*** Opening EXTRACTED INFORMATION ***

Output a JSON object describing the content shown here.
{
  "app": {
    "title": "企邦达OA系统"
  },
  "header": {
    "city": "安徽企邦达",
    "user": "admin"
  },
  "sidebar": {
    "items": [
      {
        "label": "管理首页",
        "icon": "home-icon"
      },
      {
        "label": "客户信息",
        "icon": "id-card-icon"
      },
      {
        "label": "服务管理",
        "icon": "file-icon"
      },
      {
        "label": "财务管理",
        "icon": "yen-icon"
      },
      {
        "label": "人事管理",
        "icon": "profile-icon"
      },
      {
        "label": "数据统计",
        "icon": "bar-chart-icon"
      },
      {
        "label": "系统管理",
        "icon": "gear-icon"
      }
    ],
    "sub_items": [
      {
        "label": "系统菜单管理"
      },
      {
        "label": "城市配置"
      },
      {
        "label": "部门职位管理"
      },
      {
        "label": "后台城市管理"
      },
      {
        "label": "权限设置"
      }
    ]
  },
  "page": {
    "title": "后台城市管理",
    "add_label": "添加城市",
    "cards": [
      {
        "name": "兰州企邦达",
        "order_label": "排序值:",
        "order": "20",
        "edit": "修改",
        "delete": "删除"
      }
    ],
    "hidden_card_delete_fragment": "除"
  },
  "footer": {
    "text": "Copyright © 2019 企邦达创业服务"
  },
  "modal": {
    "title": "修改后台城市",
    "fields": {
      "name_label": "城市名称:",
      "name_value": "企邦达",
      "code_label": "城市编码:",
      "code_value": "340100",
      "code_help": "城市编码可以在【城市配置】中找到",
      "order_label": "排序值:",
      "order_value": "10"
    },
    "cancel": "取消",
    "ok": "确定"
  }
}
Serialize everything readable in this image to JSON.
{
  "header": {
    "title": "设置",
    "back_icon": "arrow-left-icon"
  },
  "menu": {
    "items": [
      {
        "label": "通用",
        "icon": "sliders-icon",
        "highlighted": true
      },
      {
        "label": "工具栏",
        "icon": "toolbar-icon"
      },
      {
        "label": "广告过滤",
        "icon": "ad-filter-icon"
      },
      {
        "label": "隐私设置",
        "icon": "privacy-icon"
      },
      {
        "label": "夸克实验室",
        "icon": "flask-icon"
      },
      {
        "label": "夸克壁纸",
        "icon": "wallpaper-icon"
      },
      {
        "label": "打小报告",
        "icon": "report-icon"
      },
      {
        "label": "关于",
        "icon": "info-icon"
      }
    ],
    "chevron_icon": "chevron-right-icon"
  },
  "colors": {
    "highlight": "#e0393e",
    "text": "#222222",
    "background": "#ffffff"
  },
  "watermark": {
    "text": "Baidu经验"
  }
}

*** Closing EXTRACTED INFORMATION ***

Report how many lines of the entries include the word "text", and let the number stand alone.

◆ SOLUTION FOR THIS EXERCISE:
3